This story has a light at the end of the tunnel, trust me. Sure, I was in the dark for a long time with reading, but I did have a saving grace, someone I owe most of my accomplishments to: my mom. She sat me down that summer and told me that I was going to work my butt off to improve my scores. She didn’t care how long it took, she just knew that I was not going to do it alone, she was going to help me.
She said, “Because reading is so important, it can be fun too. But most of all, once you know what things mean, you can understand what you are reading. Knowledge is the most powerful thing you can own. No one can ever take that away from you. Cherish it, because you are going to need it in this crazy world.” Even as a 3rd–grader, I knew that was powerful.
So, every day that summer, while my friends were outside playing Cops and Robbers on their bikes, going to the pool, and chasing down ice cream trucks, I was inside reading, and reading, and reading. My mother had me complete worksheets, comprise book reports, and even made little tests for me.
And I hated it. That summer was agonizing. My friends were out having the greatest summer of their lives and I was stuck inside the stuffy, suffocating house doing school work. It sucked!

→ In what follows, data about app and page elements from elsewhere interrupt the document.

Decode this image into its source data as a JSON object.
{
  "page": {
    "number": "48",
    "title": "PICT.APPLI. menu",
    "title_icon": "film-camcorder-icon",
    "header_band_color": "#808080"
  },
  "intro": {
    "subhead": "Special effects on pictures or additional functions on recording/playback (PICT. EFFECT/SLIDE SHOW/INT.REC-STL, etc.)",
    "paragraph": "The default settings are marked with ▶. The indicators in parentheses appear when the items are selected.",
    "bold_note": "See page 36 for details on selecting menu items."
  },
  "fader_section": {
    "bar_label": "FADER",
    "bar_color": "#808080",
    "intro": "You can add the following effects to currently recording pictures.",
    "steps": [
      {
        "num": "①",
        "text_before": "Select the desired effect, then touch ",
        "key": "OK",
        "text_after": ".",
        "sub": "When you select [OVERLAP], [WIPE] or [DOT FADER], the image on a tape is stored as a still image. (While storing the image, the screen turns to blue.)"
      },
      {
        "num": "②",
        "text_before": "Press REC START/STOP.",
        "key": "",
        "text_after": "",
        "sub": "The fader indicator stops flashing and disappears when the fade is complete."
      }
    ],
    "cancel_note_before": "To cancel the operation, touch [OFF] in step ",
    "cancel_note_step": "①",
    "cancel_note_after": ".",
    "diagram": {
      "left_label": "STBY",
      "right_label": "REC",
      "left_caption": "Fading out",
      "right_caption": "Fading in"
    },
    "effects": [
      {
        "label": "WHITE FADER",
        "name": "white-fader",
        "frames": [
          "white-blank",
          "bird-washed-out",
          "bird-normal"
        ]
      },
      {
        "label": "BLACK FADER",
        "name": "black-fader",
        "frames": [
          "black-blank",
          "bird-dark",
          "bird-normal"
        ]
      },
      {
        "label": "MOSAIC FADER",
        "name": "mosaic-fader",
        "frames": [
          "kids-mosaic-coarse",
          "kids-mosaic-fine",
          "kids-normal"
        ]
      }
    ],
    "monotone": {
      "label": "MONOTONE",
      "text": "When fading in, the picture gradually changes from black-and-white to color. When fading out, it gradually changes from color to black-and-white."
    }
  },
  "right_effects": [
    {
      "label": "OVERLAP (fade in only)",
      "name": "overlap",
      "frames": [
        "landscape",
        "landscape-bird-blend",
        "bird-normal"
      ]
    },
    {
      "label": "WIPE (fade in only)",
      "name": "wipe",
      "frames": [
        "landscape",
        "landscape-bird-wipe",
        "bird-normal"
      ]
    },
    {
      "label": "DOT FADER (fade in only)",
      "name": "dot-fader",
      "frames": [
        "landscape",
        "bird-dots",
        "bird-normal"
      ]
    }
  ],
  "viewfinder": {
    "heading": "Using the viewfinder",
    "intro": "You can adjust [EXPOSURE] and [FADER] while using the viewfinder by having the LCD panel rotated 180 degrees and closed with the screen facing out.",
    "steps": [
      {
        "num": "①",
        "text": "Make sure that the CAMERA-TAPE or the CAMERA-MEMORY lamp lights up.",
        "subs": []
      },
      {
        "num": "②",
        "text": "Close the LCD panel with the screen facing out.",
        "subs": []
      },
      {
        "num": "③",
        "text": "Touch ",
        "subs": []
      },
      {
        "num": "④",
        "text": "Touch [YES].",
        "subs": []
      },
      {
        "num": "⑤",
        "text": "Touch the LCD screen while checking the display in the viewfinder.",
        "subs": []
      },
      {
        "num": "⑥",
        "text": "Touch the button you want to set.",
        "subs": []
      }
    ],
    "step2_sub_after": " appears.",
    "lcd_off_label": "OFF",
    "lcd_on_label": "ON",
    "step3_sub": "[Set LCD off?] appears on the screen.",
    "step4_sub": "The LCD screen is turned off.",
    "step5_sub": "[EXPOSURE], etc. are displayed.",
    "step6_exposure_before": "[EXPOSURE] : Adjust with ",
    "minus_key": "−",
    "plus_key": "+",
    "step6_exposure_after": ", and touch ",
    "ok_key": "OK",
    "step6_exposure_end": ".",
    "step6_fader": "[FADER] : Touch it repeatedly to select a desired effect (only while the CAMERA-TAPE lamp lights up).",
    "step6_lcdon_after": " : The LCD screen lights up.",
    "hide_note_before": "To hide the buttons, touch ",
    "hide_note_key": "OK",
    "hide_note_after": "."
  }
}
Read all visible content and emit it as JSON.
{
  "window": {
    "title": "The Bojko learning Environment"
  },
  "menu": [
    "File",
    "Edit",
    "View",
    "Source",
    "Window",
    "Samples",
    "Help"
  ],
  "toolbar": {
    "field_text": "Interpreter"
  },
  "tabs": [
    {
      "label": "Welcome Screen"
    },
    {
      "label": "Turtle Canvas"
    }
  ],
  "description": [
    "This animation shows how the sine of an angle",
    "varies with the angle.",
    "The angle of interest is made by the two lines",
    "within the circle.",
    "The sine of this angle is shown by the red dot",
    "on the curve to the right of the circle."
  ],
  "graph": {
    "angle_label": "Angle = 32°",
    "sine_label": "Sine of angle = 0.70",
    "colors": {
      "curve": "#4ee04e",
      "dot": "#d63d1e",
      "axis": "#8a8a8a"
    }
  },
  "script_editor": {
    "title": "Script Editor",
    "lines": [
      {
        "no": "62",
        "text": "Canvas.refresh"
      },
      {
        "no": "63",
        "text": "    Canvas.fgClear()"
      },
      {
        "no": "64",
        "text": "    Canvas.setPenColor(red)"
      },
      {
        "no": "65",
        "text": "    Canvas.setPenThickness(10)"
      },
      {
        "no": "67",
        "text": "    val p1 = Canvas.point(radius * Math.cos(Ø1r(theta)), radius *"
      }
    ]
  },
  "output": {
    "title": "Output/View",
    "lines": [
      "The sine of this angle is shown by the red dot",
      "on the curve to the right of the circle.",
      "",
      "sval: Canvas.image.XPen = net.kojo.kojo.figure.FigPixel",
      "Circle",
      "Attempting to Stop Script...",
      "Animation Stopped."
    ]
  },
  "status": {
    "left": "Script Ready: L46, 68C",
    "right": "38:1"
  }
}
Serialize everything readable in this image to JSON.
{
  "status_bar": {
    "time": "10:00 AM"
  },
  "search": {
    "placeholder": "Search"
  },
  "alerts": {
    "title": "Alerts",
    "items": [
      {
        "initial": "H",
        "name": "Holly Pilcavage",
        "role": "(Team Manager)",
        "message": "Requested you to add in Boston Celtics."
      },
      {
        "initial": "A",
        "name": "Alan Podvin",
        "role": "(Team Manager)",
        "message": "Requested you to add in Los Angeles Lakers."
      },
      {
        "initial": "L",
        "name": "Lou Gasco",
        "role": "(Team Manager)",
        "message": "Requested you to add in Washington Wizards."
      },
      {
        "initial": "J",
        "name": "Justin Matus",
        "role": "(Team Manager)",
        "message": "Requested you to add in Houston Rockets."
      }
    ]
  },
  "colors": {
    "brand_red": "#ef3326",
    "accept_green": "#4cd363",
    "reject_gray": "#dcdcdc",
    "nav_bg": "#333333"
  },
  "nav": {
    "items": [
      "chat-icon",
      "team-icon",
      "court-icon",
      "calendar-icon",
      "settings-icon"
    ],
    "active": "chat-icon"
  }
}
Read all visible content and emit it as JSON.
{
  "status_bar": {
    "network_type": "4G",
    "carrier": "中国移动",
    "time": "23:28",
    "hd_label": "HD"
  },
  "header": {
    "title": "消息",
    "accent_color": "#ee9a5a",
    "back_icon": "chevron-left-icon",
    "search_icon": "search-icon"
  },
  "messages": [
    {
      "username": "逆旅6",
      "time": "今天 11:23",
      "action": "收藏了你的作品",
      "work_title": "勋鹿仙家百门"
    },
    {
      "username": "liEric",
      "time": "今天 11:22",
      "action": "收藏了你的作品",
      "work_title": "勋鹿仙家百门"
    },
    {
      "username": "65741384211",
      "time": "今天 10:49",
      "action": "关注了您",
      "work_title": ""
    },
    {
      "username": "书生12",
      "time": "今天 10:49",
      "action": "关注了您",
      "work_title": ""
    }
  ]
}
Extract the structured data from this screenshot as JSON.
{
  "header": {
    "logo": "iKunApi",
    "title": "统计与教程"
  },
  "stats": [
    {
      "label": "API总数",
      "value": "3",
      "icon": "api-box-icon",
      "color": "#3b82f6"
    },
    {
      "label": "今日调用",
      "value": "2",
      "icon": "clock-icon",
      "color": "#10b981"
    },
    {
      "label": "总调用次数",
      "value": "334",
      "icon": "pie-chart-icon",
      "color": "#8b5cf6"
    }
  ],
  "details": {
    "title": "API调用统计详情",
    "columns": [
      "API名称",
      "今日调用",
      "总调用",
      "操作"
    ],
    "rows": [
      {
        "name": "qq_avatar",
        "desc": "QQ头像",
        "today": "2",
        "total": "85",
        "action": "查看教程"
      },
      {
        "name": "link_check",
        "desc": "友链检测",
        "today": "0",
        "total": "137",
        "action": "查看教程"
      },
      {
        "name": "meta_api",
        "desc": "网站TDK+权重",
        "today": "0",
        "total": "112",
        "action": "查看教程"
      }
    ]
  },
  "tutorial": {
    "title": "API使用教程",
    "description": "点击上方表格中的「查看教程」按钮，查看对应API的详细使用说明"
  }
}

But, guess what, that summer I did the unthinkable: I understood what I was reading. And it wasn’t a miracle, it wasn’t divine intervention, it was the blood, sweat, and tears—and believe me, there were a lot—that my mom and I put into those words on the pages. They finally flowed through my brain like chords on a guitar.
And I understood everything. I asked questions, sought out answers, made connections to everyday life. I even started to write my own stories. When my friends asked if I wanted to play outside, I actually said, “Nah, I think I’m gonna go to the library instead.”
I couldn’t have done it without my mom, because she took the time to help me succeed. She bettered my education when I needed it the most. If it hadn’t had been for her, I probably wouldn’t be where I am today.
So, why am I telling you this story? When I look back and think about my mom, I can’t help but wonder, what would have happened if she wasn’t there to help me? What if I really did fall through the cracks as so many other kids did? It hurts to think about all those other kids who didn’t have the resources to better their education, no one to teach them about reading comprehension.
However, since Read Better Be Better was founded in 2014, there have been tons of people who care about children’s reading comprehension. Read Better Be Better‘s mission is to help students feel like they are important, and that being able to understand what they are reading is important. RBBB’s Site Leaders devote their time to improving young minds and offering answers to questions, all while doing so in a fun and entertaining way.
They have children choose what they want to read, and support students helping other students to build a strong community within the classroom. They pride themselves on the love and support they provide for their students, but also giving them the necessary tools to improve their literacy skills—just like my mom did for me all those years ago.
I honestly wish there was a program like this when I was a kid, so many students didn’t have the same privilege I had; someone who was able to take the time to help me succeed. There are now so many more people who work towards improving the literacy crisis in Arizona, and love doing what they do.
Those words my mother told me are truly at the basis of what Read Better Be Better does, “Knowledge is the most powerful thing you can own, and once you have it, no one can ever take it away from you.” •
If you would like to learn more about being a Site Leader with Read Better Be Better, visit our Get Involved page here.